_Aim of the task_.
Your answer should be every line of the entries that has the string "check" in it.

_Information_.
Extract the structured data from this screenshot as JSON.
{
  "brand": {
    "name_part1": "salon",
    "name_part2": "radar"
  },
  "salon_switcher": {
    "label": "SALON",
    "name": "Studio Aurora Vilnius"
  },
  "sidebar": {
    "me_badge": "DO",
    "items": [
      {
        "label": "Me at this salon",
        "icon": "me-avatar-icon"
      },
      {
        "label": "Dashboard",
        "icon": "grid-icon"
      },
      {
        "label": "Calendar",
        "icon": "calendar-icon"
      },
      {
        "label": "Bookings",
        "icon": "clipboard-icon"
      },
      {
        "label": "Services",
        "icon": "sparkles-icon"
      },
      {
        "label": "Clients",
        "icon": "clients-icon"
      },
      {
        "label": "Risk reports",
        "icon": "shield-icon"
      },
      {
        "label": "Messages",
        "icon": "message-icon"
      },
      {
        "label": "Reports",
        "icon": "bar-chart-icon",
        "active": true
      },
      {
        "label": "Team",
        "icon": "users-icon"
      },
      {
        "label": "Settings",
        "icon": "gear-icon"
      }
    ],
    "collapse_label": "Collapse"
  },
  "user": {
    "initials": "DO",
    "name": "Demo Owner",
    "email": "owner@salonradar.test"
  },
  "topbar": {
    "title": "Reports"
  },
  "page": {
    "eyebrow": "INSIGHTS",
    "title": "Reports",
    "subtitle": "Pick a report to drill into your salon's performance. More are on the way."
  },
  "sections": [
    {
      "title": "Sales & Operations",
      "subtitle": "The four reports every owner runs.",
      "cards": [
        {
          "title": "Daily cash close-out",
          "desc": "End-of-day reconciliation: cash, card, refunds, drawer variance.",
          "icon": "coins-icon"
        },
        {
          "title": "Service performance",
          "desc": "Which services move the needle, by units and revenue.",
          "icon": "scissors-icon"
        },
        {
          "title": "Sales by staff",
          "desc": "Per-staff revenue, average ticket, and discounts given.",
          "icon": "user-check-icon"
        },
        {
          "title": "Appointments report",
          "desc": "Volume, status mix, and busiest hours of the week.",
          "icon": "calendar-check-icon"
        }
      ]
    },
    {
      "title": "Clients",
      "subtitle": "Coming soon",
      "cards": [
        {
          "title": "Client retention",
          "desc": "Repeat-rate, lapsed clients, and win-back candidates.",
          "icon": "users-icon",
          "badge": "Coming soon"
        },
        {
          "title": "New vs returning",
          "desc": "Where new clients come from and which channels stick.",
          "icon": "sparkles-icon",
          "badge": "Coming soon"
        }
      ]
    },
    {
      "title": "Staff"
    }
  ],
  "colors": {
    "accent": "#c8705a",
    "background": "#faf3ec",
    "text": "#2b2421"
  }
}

_Output for this exercise_.
          "icon": "user-check-icon"
          "icon": "calendar-check-icon"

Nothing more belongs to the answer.